A good human driver generally makes few if any sudden movements or unexpected turns—and the expectation will be that an AV is at least as good as a good human driver, able to accelerate, brake and steer smoothly and unremarkably. In the world of autonomous ride-sourcing, vehicles will be expected to deliver journeys that are, at the very least, unremarkable.
Feelings of nausea can be unpleasant for the rider, and can ultimately take a robotaxi off the road, necessitating a return to the depot for cleaning, with the operator incurring considerable cost and lost revenue. An all-round bad experience, when unremarkable is good. Most robotaxi passengers will be uninterested in the vehicle’s performance, wanting nothing more than a punctual, convenient and reasonably priced ride, arriving at their destination refreshed and relaxed.
Are you ready to take back control?
Product development company Semcon notes that with automation removing the primary task, namely driving, greater importance is given to secondary tasks, such as scrolling through infotainment options or communicating with friends.
Developers of AVs need to be able to delight people with sensational, gimmick-free products—but they also need to remember that people often just want a journey that is convenient, affordable and otherwise unremarkable
Reducing cognitive load reduces stress for vehicle occupants, but too little cognitive load can increase the time it takes to get a driver back in the loop—essential if the system is reliant upon a driver taking back control under certain conditions. At the same time, riders may for any number of reasons wish to override the car and take back control; no-one likes a backseat driver, but perhaps Semcon’s Head of User Experience, Karin Eklund is onto something with the concept of a backseat driver mode, which gives otherwise passive riders the ability to do just that.
According to user experience specialist Lextant, partial automation can be more stressful than fully manual driving, as drivers need to constantly monitor whether the vehicle is doing what it is supposed to. The trick for vehicle designers here is to enable the driver to use their time however they see fit, but to also remain engaged should they need to take over—and this means delivering only the information needed at the time for that particular task. Expect the way information is delivered to change, from reconfigurable instrument clusters to head-up displays (HUDs), virtual reality (VR) and augmented reality (AR).
How would you describe your experience?
Technology evolves quickly, but the Punchcut view is that human needs do not; people still need human connection, they need a sense of purpose, and they need to feel productive. The AV UX will need to reflect this.
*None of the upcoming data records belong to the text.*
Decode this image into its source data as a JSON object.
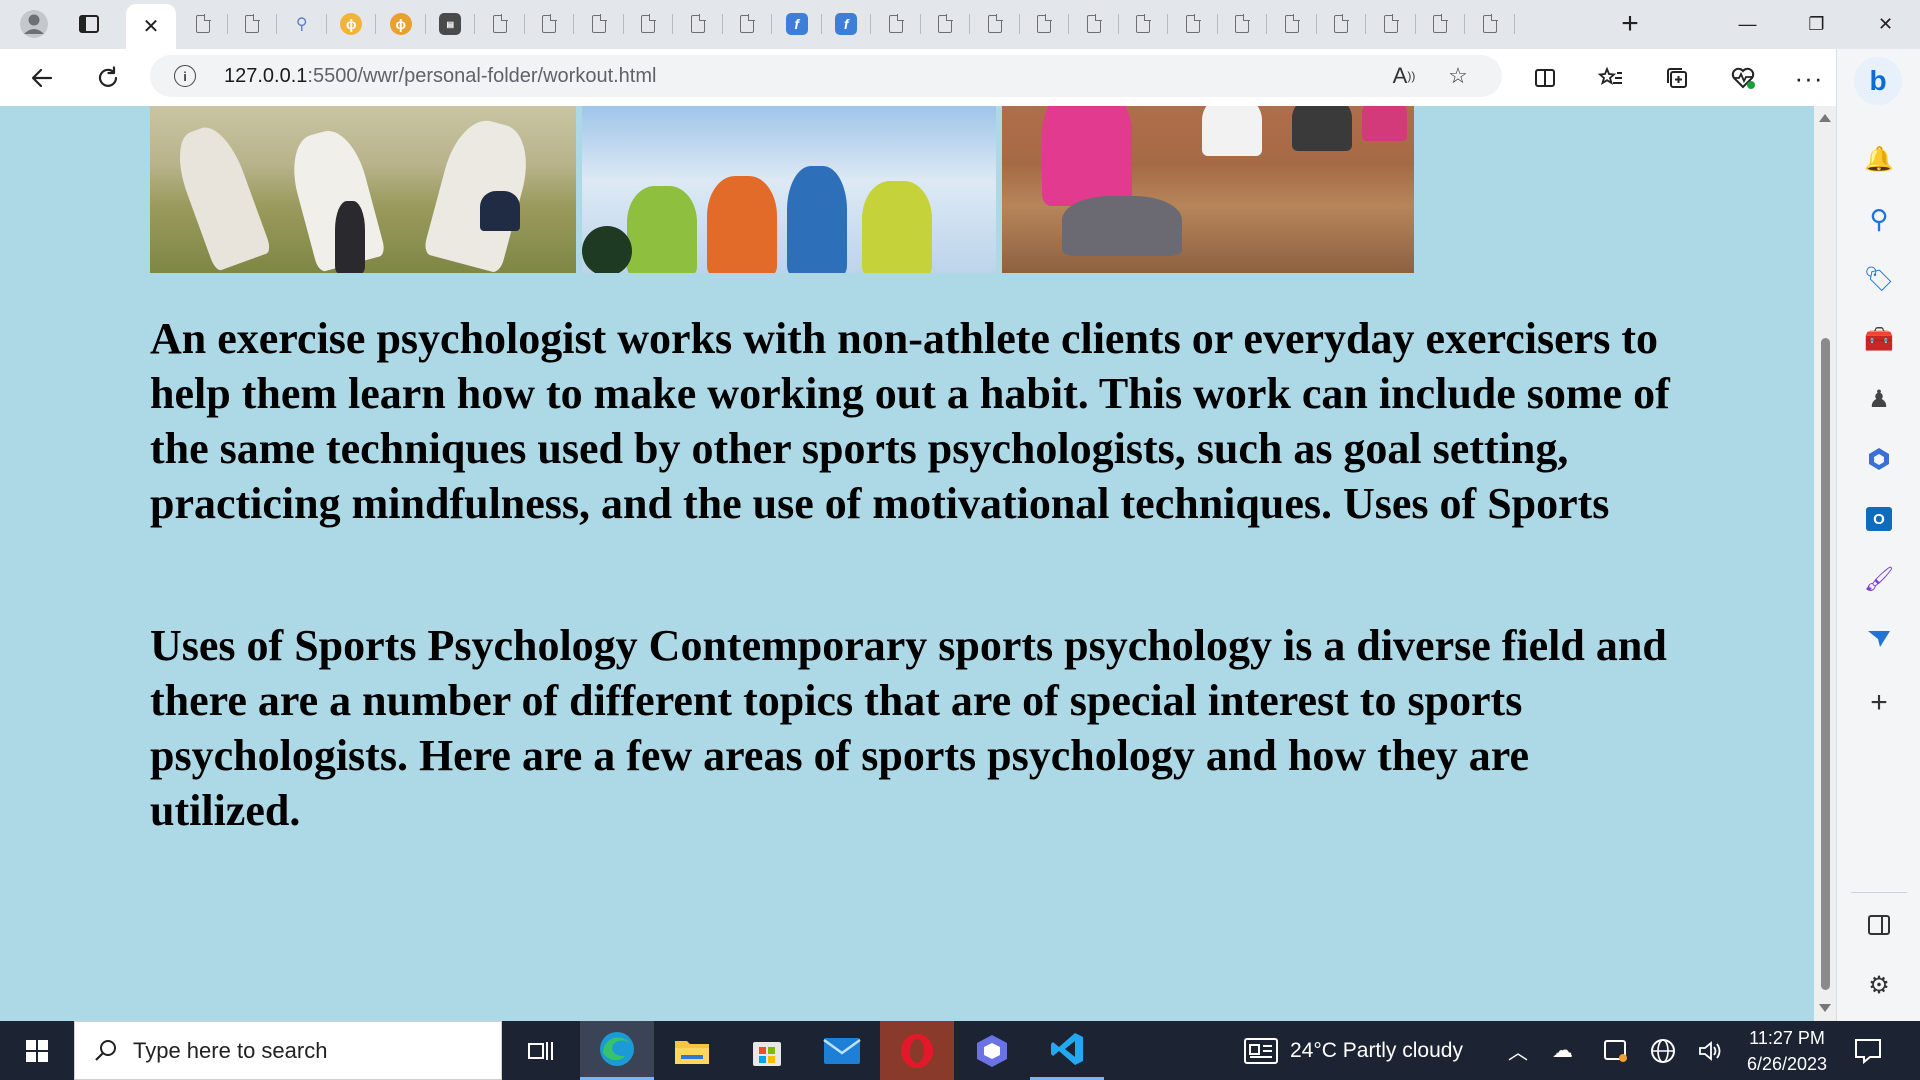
{
  "browser": {
    "active_tab_close": "✕",
    "new_tab_label": "+",
    "window_controls": {
      "minimize": "—",
      "restore": "❐",
      "close": "✕"
    },
    "address": {
      "host": "127.0.0.1",
      "path": ":5500/wwr/personal-folder/workout.html"
    }
  },
  "page": {
    "paragraphs": [
      "An exercise psychologist works with non-athlete clients or everyday exercisers to help them learn how to make working out a habit. This work can include some of the same techniques used by other sports psychologists, such as goal setting, practicing mindfulness, and the use of motivational techniques. Uses of Sports",
      "Uses of Sports Psychology Contemporary sports psychology is a diverse field and there are a number of different topics that are of special interest to sports psychologists. Here are a few areas of sports psychology and how they are utilized."
    ]
  },
  "taskbar": {
    "search_placeholder": "Type here to search",
    "weather": "24°C  Partly cloudy",
    "time": "11:27 PM",
    "date": "6/26/2023"
  }
}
How, then, will the user experience differ with autonomous cars? The answer is likely to be anything from ‘not much’ to ‘everything will change’. Developers of AVs need to be able to delight riders with sensational, gimmick-free products—but they also need to remember that people often just want a journey that is convenient, affordable and otherwise unremarkable.